I opened a chapbook in front of her, and she touched its pages, and then she took the magazine from me and shut it and kind of massaged its cover with her thumb. Then she dropped the magazine into the folds of the bed and reached for my hand, and she took my hand and squeezed it.
And squeezed it again. And then I cried, and she squeezed my hand another time, and I looked up and right into her eyes, which were wet and meaningful and so clear, and her face was obscured by the breathing mask but her eyebrows were furrowed the way they always are when I cry, and I apologized to her for hurting her and for being so sad, and I looked down again at our clasped hands, and then I folded myself in half and cried into both our hands.

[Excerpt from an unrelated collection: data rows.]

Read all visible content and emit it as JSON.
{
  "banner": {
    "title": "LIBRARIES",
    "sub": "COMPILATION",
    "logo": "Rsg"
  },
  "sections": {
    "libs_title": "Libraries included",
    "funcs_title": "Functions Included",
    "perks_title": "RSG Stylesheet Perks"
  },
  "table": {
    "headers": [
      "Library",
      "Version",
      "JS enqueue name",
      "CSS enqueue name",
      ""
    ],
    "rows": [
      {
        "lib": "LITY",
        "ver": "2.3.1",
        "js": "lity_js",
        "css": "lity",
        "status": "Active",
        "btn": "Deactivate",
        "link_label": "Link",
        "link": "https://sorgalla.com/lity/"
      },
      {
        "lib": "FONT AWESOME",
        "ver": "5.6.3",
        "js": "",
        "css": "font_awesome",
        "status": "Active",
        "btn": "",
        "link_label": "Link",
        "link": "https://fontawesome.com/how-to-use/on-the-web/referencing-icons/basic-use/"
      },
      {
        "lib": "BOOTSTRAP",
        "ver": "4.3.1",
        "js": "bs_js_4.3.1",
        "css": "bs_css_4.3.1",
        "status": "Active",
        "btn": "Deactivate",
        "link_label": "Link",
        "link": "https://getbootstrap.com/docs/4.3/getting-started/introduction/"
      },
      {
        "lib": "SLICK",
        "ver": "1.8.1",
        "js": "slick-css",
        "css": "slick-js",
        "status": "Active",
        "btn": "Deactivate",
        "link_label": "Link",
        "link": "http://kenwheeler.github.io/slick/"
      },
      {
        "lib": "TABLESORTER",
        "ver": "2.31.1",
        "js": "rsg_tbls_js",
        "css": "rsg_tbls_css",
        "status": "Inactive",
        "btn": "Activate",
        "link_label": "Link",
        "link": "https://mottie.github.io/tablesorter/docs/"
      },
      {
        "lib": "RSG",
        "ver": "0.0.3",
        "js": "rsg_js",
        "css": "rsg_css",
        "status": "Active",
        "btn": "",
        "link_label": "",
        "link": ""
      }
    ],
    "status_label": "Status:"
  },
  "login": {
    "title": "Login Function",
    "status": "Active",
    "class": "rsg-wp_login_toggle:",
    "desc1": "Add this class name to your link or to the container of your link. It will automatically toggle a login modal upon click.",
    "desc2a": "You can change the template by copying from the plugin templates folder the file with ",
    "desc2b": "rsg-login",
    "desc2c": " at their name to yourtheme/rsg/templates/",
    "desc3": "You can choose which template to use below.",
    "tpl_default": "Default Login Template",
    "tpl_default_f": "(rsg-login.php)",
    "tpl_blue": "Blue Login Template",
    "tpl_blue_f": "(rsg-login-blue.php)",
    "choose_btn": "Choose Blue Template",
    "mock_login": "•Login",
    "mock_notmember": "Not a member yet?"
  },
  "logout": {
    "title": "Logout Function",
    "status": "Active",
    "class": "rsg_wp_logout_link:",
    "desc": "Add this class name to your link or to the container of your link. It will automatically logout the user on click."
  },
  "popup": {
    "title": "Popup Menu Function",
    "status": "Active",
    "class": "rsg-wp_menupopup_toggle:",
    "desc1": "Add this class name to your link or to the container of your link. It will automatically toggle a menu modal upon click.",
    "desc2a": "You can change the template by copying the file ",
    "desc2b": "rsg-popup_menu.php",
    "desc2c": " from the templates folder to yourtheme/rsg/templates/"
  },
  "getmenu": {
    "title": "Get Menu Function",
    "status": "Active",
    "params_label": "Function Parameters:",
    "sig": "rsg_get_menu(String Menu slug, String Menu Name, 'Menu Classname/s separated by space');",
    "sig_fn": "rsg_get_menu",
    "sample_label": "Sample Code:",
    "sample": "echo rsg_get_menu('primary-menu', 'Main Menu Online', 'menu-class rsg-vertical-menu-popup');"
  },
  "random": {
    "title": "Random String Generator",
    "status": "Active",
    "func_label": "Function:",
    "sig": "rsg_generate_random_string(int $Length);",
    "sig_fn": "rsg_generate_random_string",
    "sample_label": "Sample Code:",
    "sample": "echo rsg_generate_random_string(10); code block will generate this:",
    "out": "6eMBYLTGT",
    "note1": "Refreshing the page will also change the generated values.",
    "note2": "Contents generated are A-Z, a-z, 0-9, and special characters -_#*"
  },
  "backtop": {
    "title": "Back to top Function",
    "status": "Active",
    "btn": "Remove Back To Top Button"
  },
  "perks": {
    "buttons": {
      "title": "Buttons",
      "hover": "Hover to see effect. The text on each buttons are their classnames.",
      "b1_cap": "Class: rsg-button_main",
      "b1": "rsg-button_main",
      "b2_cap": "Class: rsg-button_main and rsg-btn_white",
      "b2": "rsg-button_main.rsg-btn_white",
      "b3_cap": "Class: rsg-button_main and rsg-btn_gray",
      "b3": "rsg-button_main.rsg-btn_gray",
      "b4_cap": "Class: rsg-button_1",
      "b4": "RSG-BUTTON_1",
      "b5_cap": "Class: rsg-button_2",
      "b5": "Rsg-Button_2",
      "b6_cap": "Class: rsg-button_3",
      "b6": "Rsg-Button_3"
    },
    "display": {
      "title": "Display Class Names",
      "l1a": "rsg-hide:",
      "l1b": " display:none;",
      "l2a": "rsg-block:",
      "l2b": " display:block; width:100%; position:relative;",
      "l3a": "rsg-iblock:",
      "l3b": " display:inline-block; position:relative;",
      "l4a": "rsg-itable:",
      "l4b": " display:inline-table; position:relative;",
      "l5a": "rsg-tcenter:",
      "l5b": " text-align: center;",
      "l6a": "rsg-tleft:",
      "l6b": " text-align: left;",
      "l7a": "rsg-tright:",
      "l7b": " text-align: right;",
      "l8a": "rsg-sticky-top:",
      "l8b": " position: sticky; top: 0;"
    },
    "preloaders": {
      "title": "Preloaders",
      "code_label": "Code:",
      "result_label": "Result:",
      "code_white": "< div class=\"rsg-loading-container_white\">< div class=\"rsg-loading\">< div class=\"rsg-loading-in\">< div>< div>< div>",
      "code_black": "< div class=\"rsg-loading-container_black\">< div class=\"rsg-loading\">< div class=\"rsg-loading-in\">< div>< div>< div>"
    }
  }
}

And then I pitched forward off the chair and onto my knees and I cried into her bedsheets and kissed her hand, because there was that mask forcing air into her and there was too little of her face to kiss.
Around the same time, in another part of Texas, Terry demonstrated the last scenes of the game I’d shown my mother, Super Hexagon. It’s Terry’s game, and Terry is better at playing it than anybody else.

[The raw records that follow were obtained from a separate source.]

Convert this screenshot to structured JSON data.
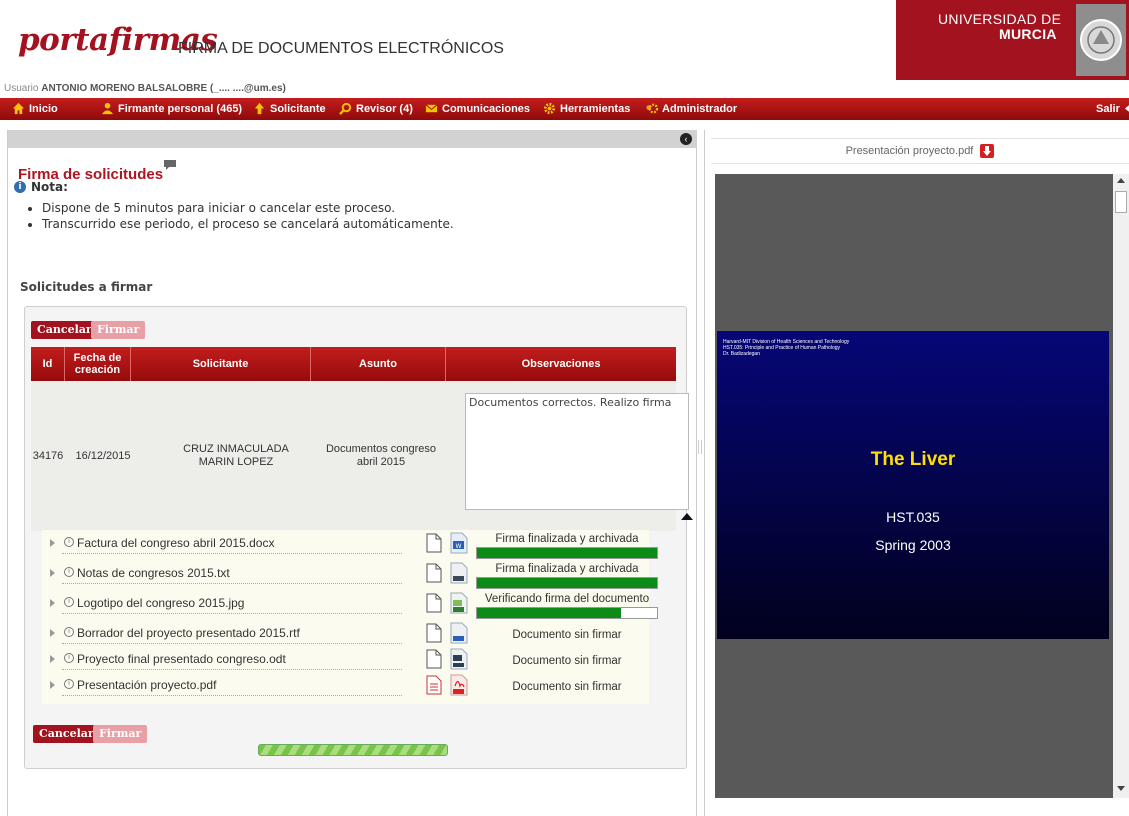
{
  "header": {
    "logo_text": "portafirmas",
    "subtitle": "FIRMA DE DOCUMENTOS ELECTRÓNICOS",
    "university_line1": "UNIVERSIDAD DE",
    "university_line2": "MURCIA",
    "user_prefix": "Usuario",
    "user_name": "ANTONIO MORENO BALSALOBRE (_.... ....@um.es)"
  },
  "nav": {
    "items": [
      {
        "label": "Inicio",
        "icon": "home-icon"
      },
      {
        "label": "Firmante personal (465)",
        "icon": "person-icon"
      },
      {
        "label": "Solicitante",
        "icon": "arrow-up-icon"
      },
      {
        "label": "Revisor (4)",
        "icon": "magnifier-icon"
      },
      {
        "label": "Comunicaciones",
        "icon": "envelope-icon"
      },
      {
        "label": "Herramientas",
        "icon": "gear-icon"
      },
      {
        "label": "Administrador",
        "icon": "admin-gear-icon"
      }
    ],
    "logout": "Salir"
  },
  "page": {
    "section_title": "Firma de solicitudes",
    "note_label": "Nota:",
    "note_items": [
      "Dispone de 5 minutos para iniciar o cancelar este proceso.",
      "Transcurrido ese periodo, el proceso se cancelará automáticamente."
    ],
    "requests_heading": "Solicitudes a firmar",
    "cancel_label": "Cancelar",
    "sign_label": "Firmar"
  },
  "table": {
    "headers": [
      "Id",
      "Fecha de creación",
      "Solicitante",
      "Asunto",
      "Observaciones"
    ],
    "row": {
      "id": "34176",
      "date": "16/12/2015",
      "requester": "CRUZ INMACULADA MARIN LOPEZ",
      "subject": "Documentos congreso abril 2015",
      "observations": "Documentos correctos. Realizo firma"
    }
  },
  "documents": [
    {
      "name": "Factura del congreso abril 2015.docx",
      "type": "docx",
      "status": "Firma finalizada y archivada",
      "progress": 1.0
    },
    {
      "name": "Notas de congresos 2015.txt",
      "type": "txt",
      "status": "Firma finalizada y archivada",
      "progress": 1.0
    },
    {
      "name": "Logotipo del congreso 2015.jpg",
      "type": "jpg",
      "status": "Verificando firma del documento",
      "progress": 0.8
    },
    {
      "name": "Borrador del proyecto presentado 2015.rtf",
      "type": "rtf",
      "status": "Documento sin firmar",
      "progress": null
    },
    {
      "name": "Proyecto final presentado congreso.odt",
      "type": "odt",
      "status": "Documento sin firmar",
      "progress": null
    },
    {
      "name": "Presentación proyecto.pdf",
      "type": "pdf",
      "status": "Documento sin firmar",
      "progress": null
    }
  ],
  "viewer": {
    "file_name": "Presentación proyecto.pdf",
    "slide_header": "Harvard-MIT Division of Health Sciences and Technology\nHST.035: Principle and Practice of Human Pathology\nDr. Badizadegan",
    "slide_title": "The Liver",
    "slide_code": "HST.035",
    "slide_term": "Spring 2003"
  },
  "colors": {
    "brand_red": "#a3121f",
    "progress_green": "#0d8b17",
    "slide_title_yellow": "#ffe000"
  }
}
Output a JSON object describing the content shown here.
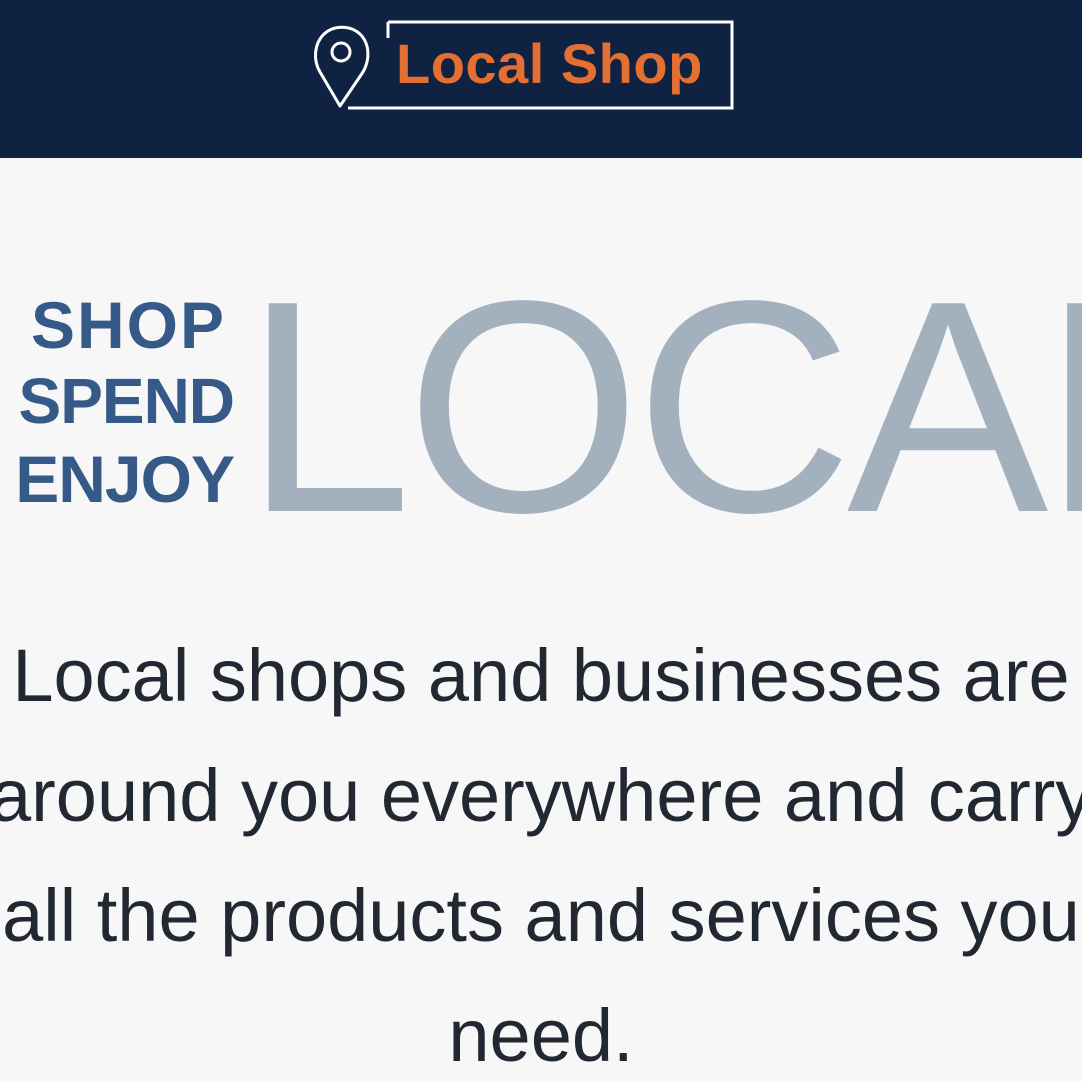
{
  "header": {
    "logo_text": "Local Shop",
    "icon": "location-pin-icon",
    "background_color": "#0f2241",
    "accent_color": "#e36f32"
  },
  "hero": {
    "tagline": [
      "SHOP",
      "SPEND",
      "ENJOY"
    ],
    "headline": "LOCAL",
    "tagline_color": "#355a88",
    "headline_color": "#a3b1bf"
  },
  "description": {
    "lines": [
      "Local shops and businesses are",
      "around you everywhere and carry",
      "all the products and services you",
      "need."
    ]
  }
}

Hexagon is an important game. The first time I met Terry I made him stand there and listen to my ideas about that game, about how his game is about living life. I talked about stopping and waiting and then moving, about pivoting your cursor until you find your window of opportunity. I told him about luck and not-luck and memory and decisiveness.
“It sounds very nice when you put it that way,” Terry told me pleasantly.
Recently, Edge‘s Jason Killingsworth asked Terry about the possibility of Super Hexagon being about death instead.
And in that closing scene – spoiler! – where the world slows down and then opens up, and you backtrack through the narrative of your cursor’s life, and it really was impossible to survive much longer…well, I don’t know how else to describe it except as a death. I think it’s very beautiful, that most players will never see it.
Doctors couldn’t’ve convinced me. I thought about never disconnecting the wires and tubes. I thought about adding more tubes. I wondered how much of my life I could execute from that small room: I thought about staying there for the rest of my life. I tried to picture what it might feel like, to live in that room with her.
I remember my cousin helplessly asking one of the doctors what we were supposed to do. She was asking the doctor I fought most, the one I liked least.
“You could hold her hand,” the doctor said. “Skin, ah, has a memory.”
Instead of giving the order, I announced I’d give the order in twenty minutes.
I didn’t cry, not right then. Instead I thought about the depths of my own poor judgment. I wished, for her sake and not mine, my mother had any other daughter at the controls.
The obituary I wrote for my mother was stupid. I knew I wanted to honor her, but I wasn’t sure how. I didn’t know how to write about her. Just trying to – I felt a type of shame, like now.
I wrote about her life – where and when she was born, her accomplishments, that she liked tennis – entirely from memory. I wanted to ask her questions; I wanted to fact-check. I wanted to Google her. I wanted to scream.
The last words my mother spoke to me were: “Let me go. Let me go. Let me go. Let me go. Let me go.”
I let go of her hand. “No one’s holding you,” I said to her stupidly.
And then I heard myself, and then I was able to hear her, really hear her, and I gasped.
When you choose a natural death for somebody, it might feel like dropping off a cliff when, maybe, in free-fall you say to yourself, “This isn’t what I want, how do I stop this?”
I wanted to stop; instead what I shouted was, “Is this what you guys meant by ‘comfortable.’”
One of the last things I told my mother was “I am letting you go.” In the hospital they tell you to say that to the person in the bed. They told me to say that because her heart just wouldn’t stop.
Thank God she couldn’t hear me: it was a lie.
But the very last thing I told my mother, with my back toward her and my arm crooked behind me, squeezing her hand – and this was the thing I really meant, and probably the rest of the room didn’t know why I suddenly sounded so crazy – was, “I love you, I love you, I love you, I love you—”